▸ **PROBLEM STATEMENT**
Copy out all lines of the records in which the word "title" appears.

▸ **RECORDS PROVIDED**
== Segment start ==
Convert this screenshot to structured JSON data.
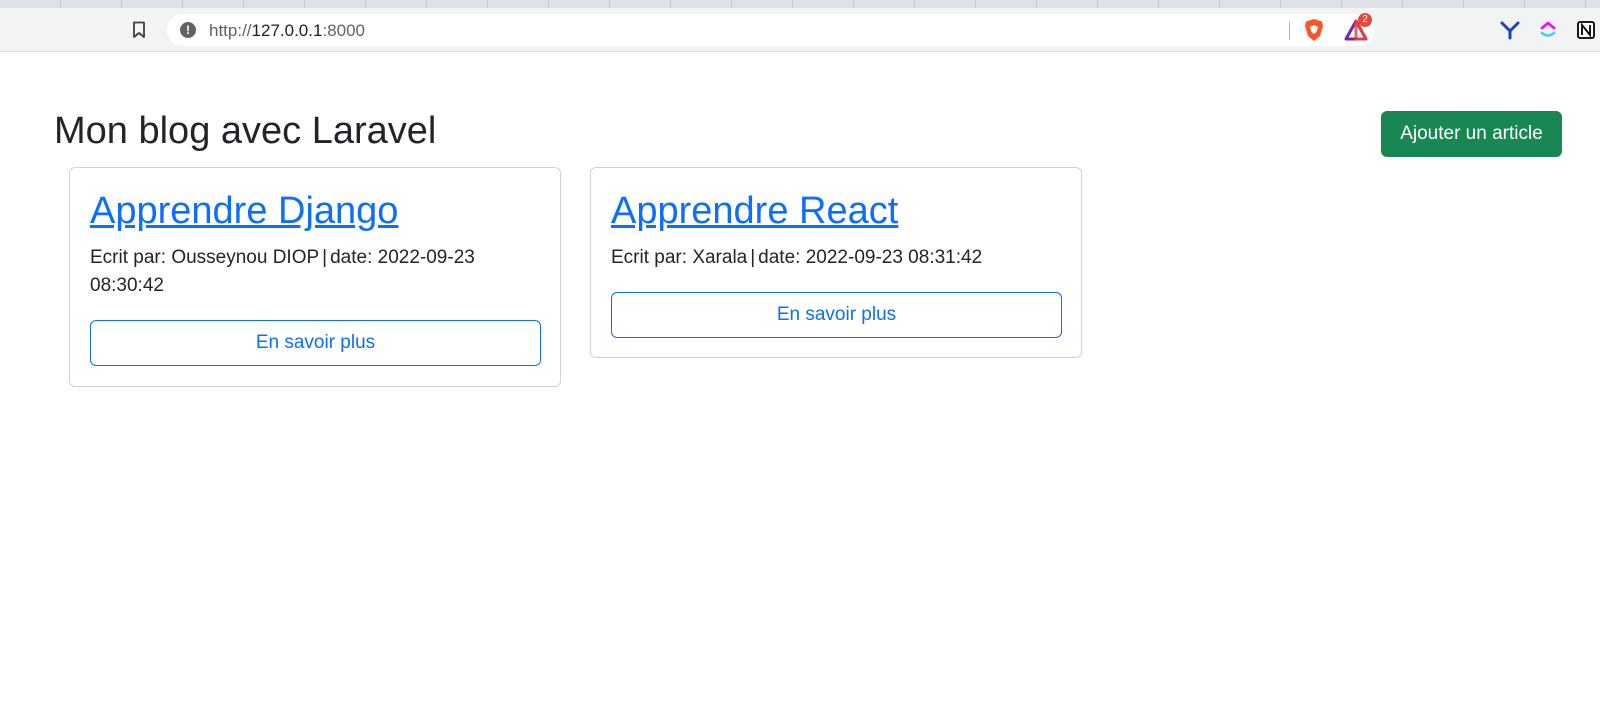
{
  "browser": {
    "url_scheme": "http://",
    "url_host": "127.0.0.1",
    "url_port": ":8000",
    "extensions": [
      {
        "name": "brave-shield-icon",
        "color": "#fb542b"
      },
      {
        "name": "brave-rewards-icon",
        "color": "#6a2aa5",
        "badge": "2"
      },
      {
        "name": "yoroi-icon",
        "color": "#1a44b7"
      },
      {
        "name": "clickup-icon",
        "color": "#7b68ee"
      },
      {
        "name": "notion-icon",
        "color": "#000000"
      }
    ]
  },
  "header": {
    "title": "Mon blog avec Laravel",
    "add_button_label": "Ajouter un article"
  },
  "articles": [
    {
      "title": "Apprendre Django",
      "author_prefix": "Ecrit par: ",
      "author": "Ousseynou DIOP",
      "date_prefix": "date: ",
      "date": "2022-09-23 08:30:42",
      "button_label": "En savoir plus"
    },
    {
      "title": "Apprendre React",
      "author_prefix": "Ecrit par: ",
      "author": "Xarala",
      "date_prefix": "date: ",
      "date": "2022-09-23 08:31:42",
      "button_label": "En savoir plus"
    }
  ],
  "colors": {
    "primary": "#0d6efd",
    "success": "#198754",
    "text": "#212529"
  }
}
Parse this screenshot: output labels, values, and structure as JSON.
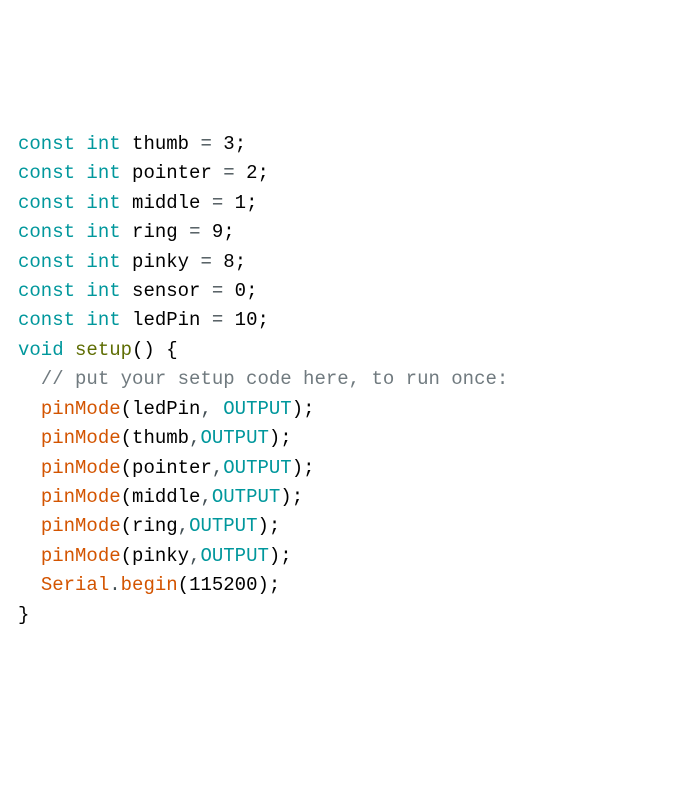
{
  "lines": [
    [
      {
        "cls": "tok-kw",
        "t": "const"
      },
      {
        "cls": "tok-var",
        "t": " "
      },
      {
        "cls": "tok-kw",
        "t": "int"
      },
      {
        "cls": "tok-var",
        "t": " thumb "
      },
      {
        "cls": "tok-op",
        "t": "="
      },
      {
        "cls": "tok-var",
        "t": " "
      },
      {
        "cls": "tok-num",
        "t": "3"
      },
      {
        "cls": "tok-var",
        "t": ";"
      }
    ],
    [
      {
        "cls": "tok-kw",
        "t": "const"
      },
      {
        "cls": "tok-var",
        "t": " "
      },
      {
        "cls": "tok-kw",
        "t": "int"
      },
      {
        "cls": "tok-var",
        "t": " pointer "
      },
      {
        "cls": "tok-op",
        "t": "="
      },
      {
        "cls": "tok-var",
        "t": " "
      },
      {
        "cls": "tok-num",
        "t": "2"
      },
      {
        "cls": "tok-var",
        "t": ";"
      }
    ],
    [
      {
        "cls": "tok-kw",
        "t": "const"
      },
      {
        "cls": "tok-var",
        "t": " "
      },
      {
        "cls": "tok-kw",
        "t": "int"
      },
      {
        "cls": "tok-var",
        "t": " middle "
      },
      {
        "cls": "tok-op",
        "t": "="
      },
      {
        "cls": "tok-var",
        "t": " "
      },
      {
        "cls": "tok-num",
        "t": "1"
      },
      {
        "cls": "tok-var",
        "t": ";"
      }
    ],
    [
      {
        "cls": "tok-kw",
        "t": "const"
      },
      {
        "cls": "tok-var",
        "t": " "
      },
      {
        "cls": "tok-kw",
        "t": "int"
      },
      {
        "cls": "tok-var",
        "t": " ring "
      },
      {
        "cls": "tok-op",
        "t": "="
      },
      {
        "cls": "tok-var",
        "t": " "
      },
      {
        "cls": "tok-num",
        "t": "9"
      },
      {
        "cls": "tok-var",
        "t": ";"
      }
    ],
    [
      {
        "cls": "tok-kw",
        "t": "const"
      },
      {
        "cls": "tok-var",
        "t": " "
      },
      {
        "cls": "tok-kw",
        "t": "int"
      },
      {
        "cls": "tok-var",
        "t": " pinky "
      },
      {
        "cls": "tok-op",
        "t": "="
      },
      {
        "cls": "tok-var",
        "t": " "
      },
      {
        "cls": "tok-num",
        "t": "8"
      },
      {
        "cls": "tok-var",
        "t": ";"
      }
    ],
    [
      {
        "cls": "tok-kw",
        "t": "const"
      },
      {
        "cls": "tok-var",
        "t": " "
      },
      {
        "cls": "tok-kw",
        "t": "int"
      },
      {
        "cls": "tok-var",
        "t": " sensor "
      },
      {
        "cls": "tok-op",
        "t": "="
      },
      {
        "cls": "tok-var",
        "t": " "
      },
      {
        "cls": "tok-num",
        "t": "0"
      },
      {
        "cls": "tok-var",
        "t": ";"
      }
    ],
    [
      {
        "cls": "tok-kw",
        "t": "const"
      },
      {
        "cls": "tok-var",
        "t": " "
      },
      {
        "cls": "tok-kw",
        "t": "int"
      },
      {
        "cls": "tok-var",
        "t": " ledPin "
      },
      {
        "cls": "tok-op",
        "t": "="
      },
      {
        "cls": "tok-var",
        "t": " "
      },
      {
        "cls": "tok-num",
        "t": "10"
      },
      {
        "cls": "tok-var",
        "t": ";"
      }
    ],
    [
      {
        "cls": "tok-var",
        "t": ""
      }
    ],
    [
      {
        "cls": "tok-kw",
        "t": "void"
      },
      {
        "cls": "tok-var",
        "t": " "
      },
      {
        "cls": "tok-name",
        "t": "setup"
      },
      {
        "cls": "tok-par",
        "t": "()"
      },
      {
        "cls": "tok-var",
        "t": " "
      },
      {
        "cls": "tok-par",
        "t": "{"
      }
    ],
    [
      {
        "cls": "tok-var",
        "t": "  "
      },
      {
        "cls": "tok-com",
        "t": "// put your setup code here, to run once:"
      }
    ],
    [
      {
        "cls": "tok-var",
        "t": "  "
      },
      {
        "cls": "tok-fn",
        "t": "pinMode"
      },
      {
        "cls": "tok-par",
        "t": "("
      },
      {
        "cls": "tok-var",
        "t": "ledPin"
      },
      {
        "cls": "tok-op",
        "t": ","
      },
      {
        "cls": "tok-var",
        "t": " "
      },
      {
        "cls": "tok-const",
        "t": "OUTPUT"
      },
      {
        "cls": "tok-par",
        "t": ")"
      },
      {
        "cls": "tok-var",
        "t": ";"
      }
    ],
    [
      {
        "cls": "tok-var",
        "t": "  "
      },
      {
        "cls": "tok-fn",
        "t": "pinMode"
      },
      {
        "cls": "tok-par",
        "t": "("
      },
      {
        "cls": "tok-var",
        "t": "thumb"
      },
      {
        "cls": "tok-op",
        "t": ","
      },
      {
        "cls": "tok-const",
        "t": "OUTPUT"
      },
      {
        "cls": "tok-par",
        "t": ")"
      },
      {
        "cls": "tok-var",
        "t": ";"
      }
    ],
    [
      {
        "cls": "tok-var",
        "t": "  "
      },
      {
        "cls": "tok-fn",
        "t": "pinMode"
      },
      {
        "cls": "tok-par",
        "t": "("
      },
      {
        "cls": "tok-var",
        "t": "pointer"
      },
      {
        "cls": "tok-op",
        "t": ","
      },
      {
        "cls": "tok-const",
        "t": "OUTPUT"
      },
      {
        "cls": "tok-par",
        "t": ")"
      },
      {
        "cls": "tok-var",
        "t": ";"
      }
    ],
    [
      {
        "cls": "tok-var",
        "t": "  "
      },
      {
        "cls": "tok-fn",
        "t": "pinMode"
      },
      {
        "cls": "tok-par",
        "t": "("
      },
      {
        "cls": "tok-var",
        "t": "middle"
      },
      {
        "cls": "tok-op",
        "t": ","
      },
      {
        "cls": "tok-const",
        "t": "OUTPUT"
      },
      {
        "cls": "tok-par",
        "t": ")"
      },
      {
        "cls": "tok-var",
        "t": ";"
      }
    ],
    [
      {
        "cls": "tok-var",
        "t": "  "
      },
      {
        "cls": "tok-fn",
        "t": "pinMode"
      },
      {
        "cls": "tok-par",
        "t": "("
      },
      {
        "cls": "tok-var",
        "t": "ring"
      },
      {
        "cls": "tok-op",
        "t": ","
      },
      {
        "cls": "tok-const",
        "t": "OUTPUT"
      },
      {
        "cls": "tok-par",
        "t": ")"
      },
      {
        "cls": "tok-var",
        "t": ";"
      }
    ],
    [
      {
        "cls": "tok-var",
        "t": "  "
      },
      {
        "cls": "tok-fn",
        "t": "pinMode"
      },
      {
        "cls": "tok-par",
        "t": "("
      },
      {
        "cls": "tok-var",
        "t": "pinky"
      },
      {
        "cls": "tok-op",
        "t": ","
      },
      {
        "cls": "tok-const",
        "t": "OUTPUT"
      },
      {
        "cls": "tok-par",
        "t": ")"
      },
      {
        "cls": "tok-var",
        "t": ";"
      }
    ],
    [
      {
        "cls": "tok-var",
        "t": "  "
      },
      {
        "cls": "tok-fn",
        "t": "Serial"
      },
      {
        "cls": "tok-op",
        "t": "."
      },
      {
        "cls": "tok-fn",
        "t": "begin"
      },
      {
        "cls": "tok-par",
        "t": "("
      },
      {
        "cls": "tok-num",
        "t": "115200"
      },
      {
        "cls": "tok-par",
        "t": ")"
      },
      {
        "cls": "tok-var",
        "t": ";"
      }
    ],
    [
      {
        "cls": "tok-par",
        "t": "}"
      }
    ]
  ]
}
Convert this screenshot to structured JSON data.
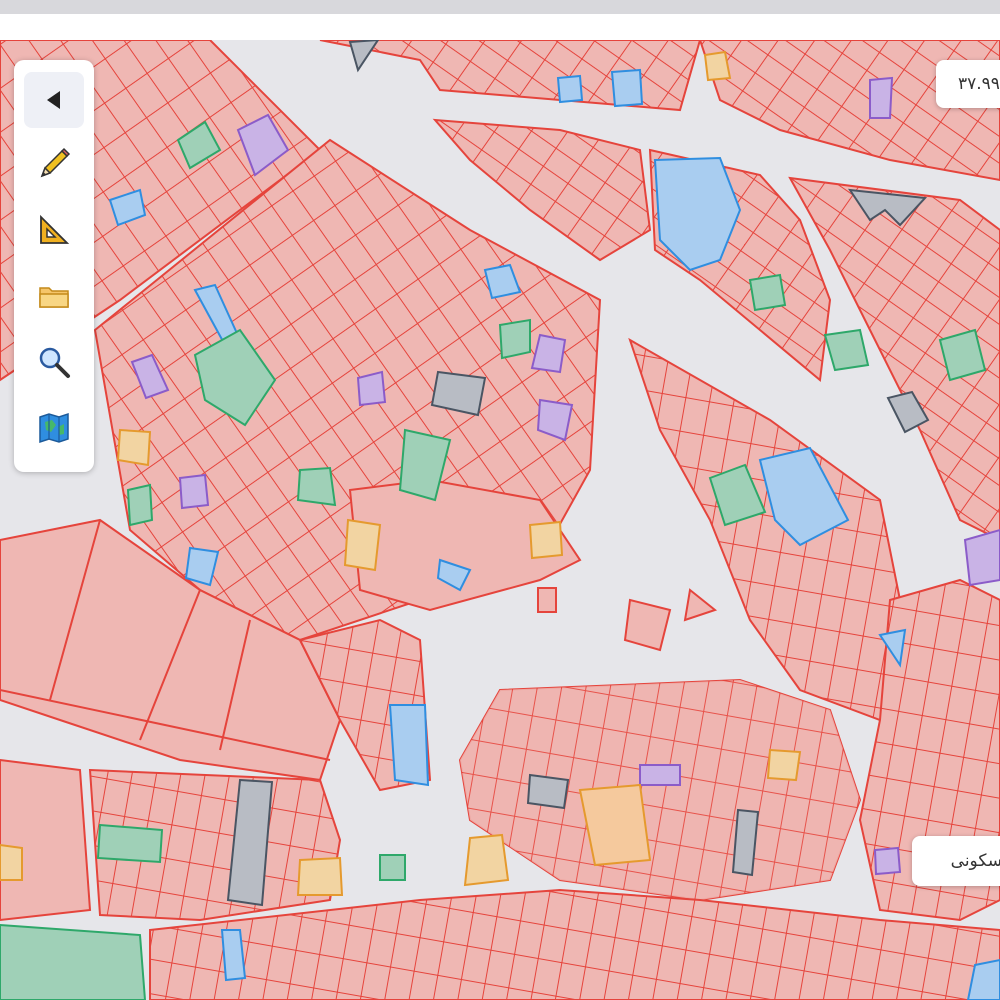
{
  "toolbar": {
    "tools": [
      {
        "name": "back-arrow-icon",
        "active": true
      },
      {
        "name": "pencil-icon",
        "active": false
      },
      {
        "name": "set-square-icon",
        "active": false
      },
      {
        "name": "folder-icon",
        "active": false
      },
      {
        "name": "magnifier-icon",
        "active": false
      },
      {
        "name": "map-book-icon",
        "active": false
      }
    ]
  },
  "coordinate_readout": "۳۷.۹۹",
  "landuse_label": "مسکونی",
  "colors": {
    "background": "#e6e6ea",
    "road": "#e6e6ea",
    "parcel_residential_fill": "#efb7b3",
    "parcel_outline": "#e5443c",
    "commercial_fill": "#9fd0b7",
    "commercial_outline": "#2ea86a",
    "administrative_fill": "#c9b3e6",
    "administrative_outline": "#8b5cc9",
    "public_fill": "#a9cdf0",
    "public_outline": "#2f8ee0",
    "educational_fill": "#f2d4a2",
    "educational_outline": "#e59a2e",
    "vacant_fill": "#b8bcc4",
    "vacant_outline": "#4a5563"
  }
}
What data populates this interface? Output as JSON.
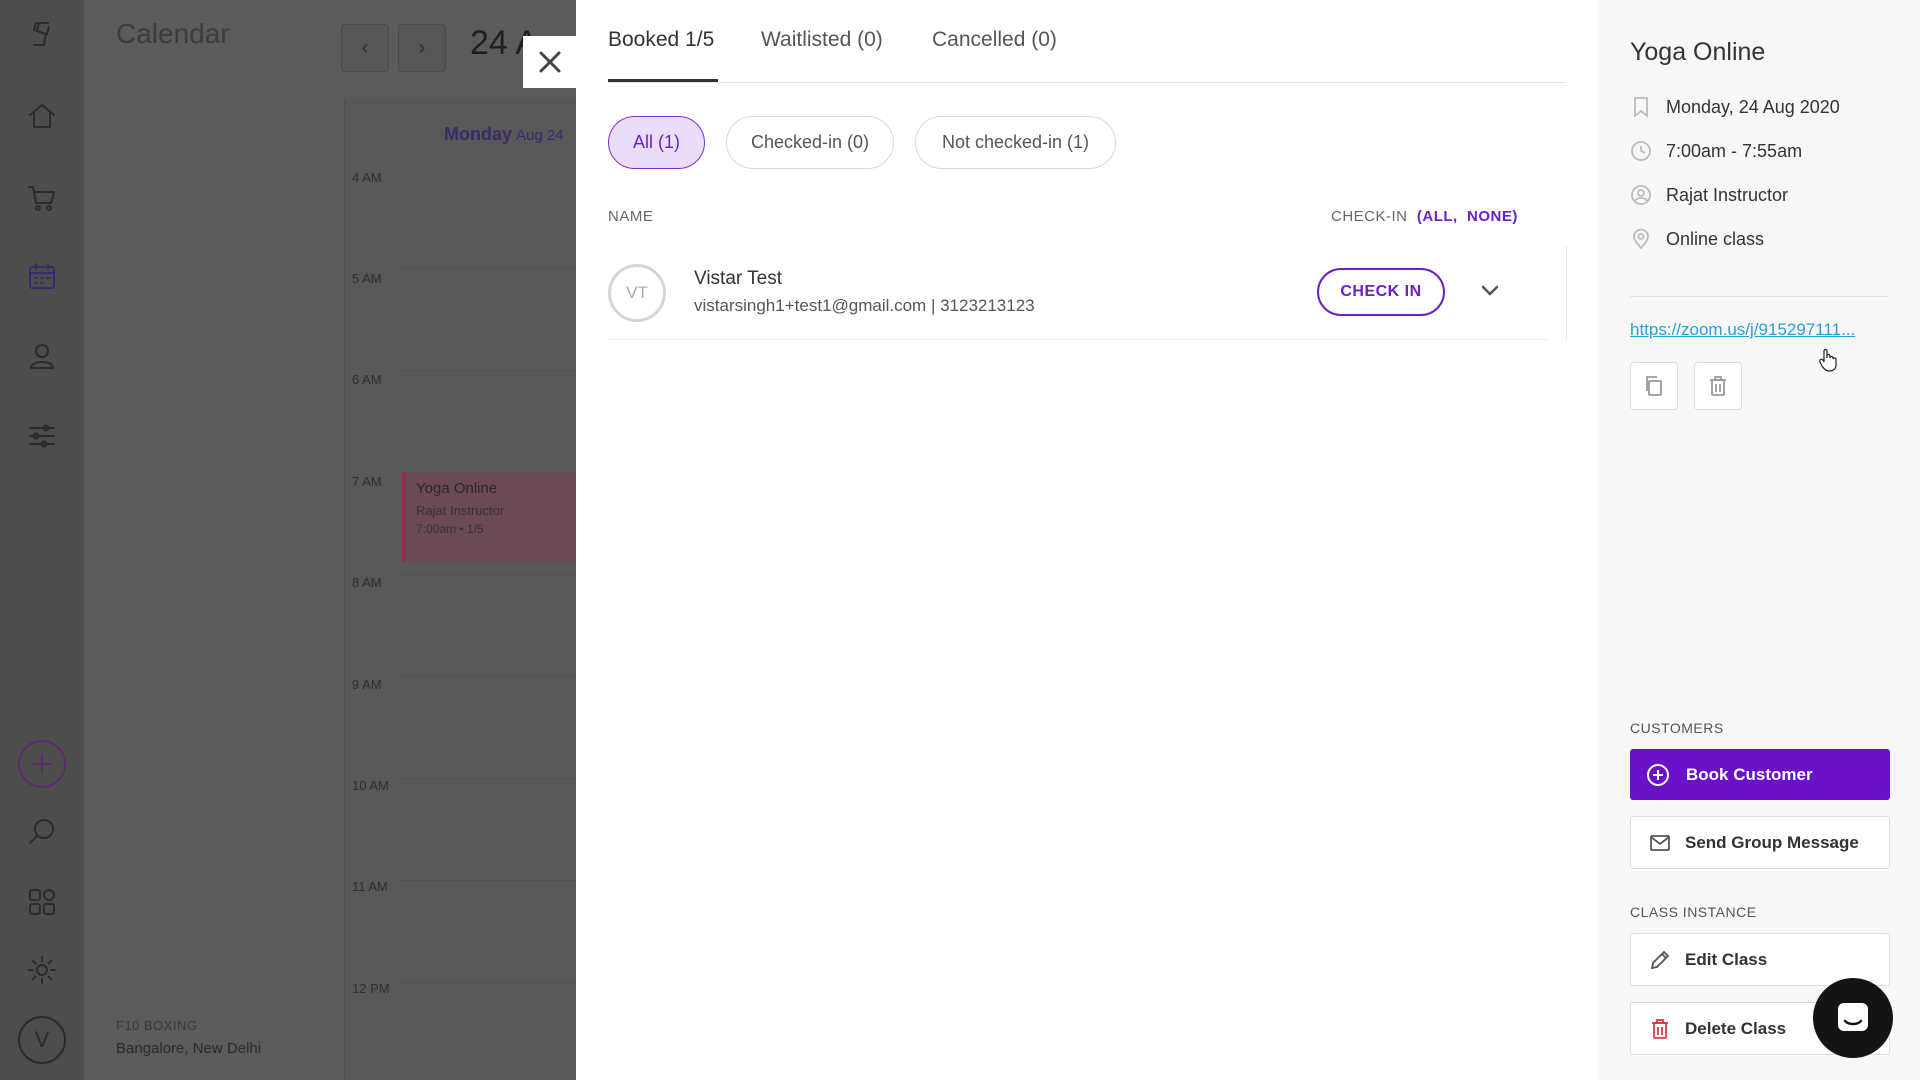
{
  "app": {
    "title": "Calendar"
  },
  "calendar": {
    "date_label": "24 A",
    "day_name": "Monday",
    "day_date": "Aug 24",
    "hours": [
      "4 AM",
      "5 AM",
      "6 AM",
      "7 AM",
      "8 AM",
      "9 AM",
      "10 AM",
      "11 AM",
      "12 PM"
    ],
    "event": {
      "title": "Yoga Online",
      "instructor": "Rajat Instructor",
      "meta": "7:00am • 1/5"
    },
    "org_name": "F10 BOXING",
    "org_location": "Bangalore, New Delhi"
  },
  "nav": {
    "avatar_letter": "V"
  },
  "tabs": [
    {
      "label": "Booked 1/5",
      "active": true
    },
    {
      "label": "Waitlisted (0)",
      "active": false
    },
    {
      "label": "Cancelled (0)",
      "active": false
    }
  ],
  "filters": [
    {
      "label": "All (1)",
      "active": true
    },
    {
      "label": "Checked-in (0)",
      "active": false
    },
    {
      "label": "Not checked-in (1)",
      "active": false
    }
  ],
  "list": {
    "col_name": "NAME",
    "col_checkin": "CHECK-IN",
    "checkin_all": "ALL",
    "checkin_none": "NONE",
    "rows": [
      {
        "initials": "VT",
        "name": "Vistar Test",
        "contact": "vistarsingh1+test1@gmail.com | 3123213123",
        "action": "CHECK IN"
      }
    ]
  },
  "details": {
    "title": "Yoga Online",
    "date": "Monday, 24 Aug 2020",
    "time": "7:00am - 7:55am",
    "instructor": "Rajat Instructor",
    "location": "Online class",
    "link": "https://zoom.us/j/915297111..."
  },
  "customers": {
    "heading": "CUSTOMERS",
    "book_label": "Book Customer",
    "message_label": "Send Group Message"
  },
  "class_instance": {
    "heading": "CLASS INSTANCE",
    "edit_label": "Edit Class",
    "delete_label": "Delete Class"
  },
  "colors": {
    "accent": "#6a12c8",
    "danger": "#d23a4a",
    "link": "#2a9fd8"
  }
}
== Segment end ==
▸ **TASK OUTPUT**
    "title": "Mon blog avec Laravel",
      "title": "Apprendre Django",
      "title": "Apprendre React",
    "title": "Calendar"
      "title": "Yoga Online",
    "title": "Yoga Online",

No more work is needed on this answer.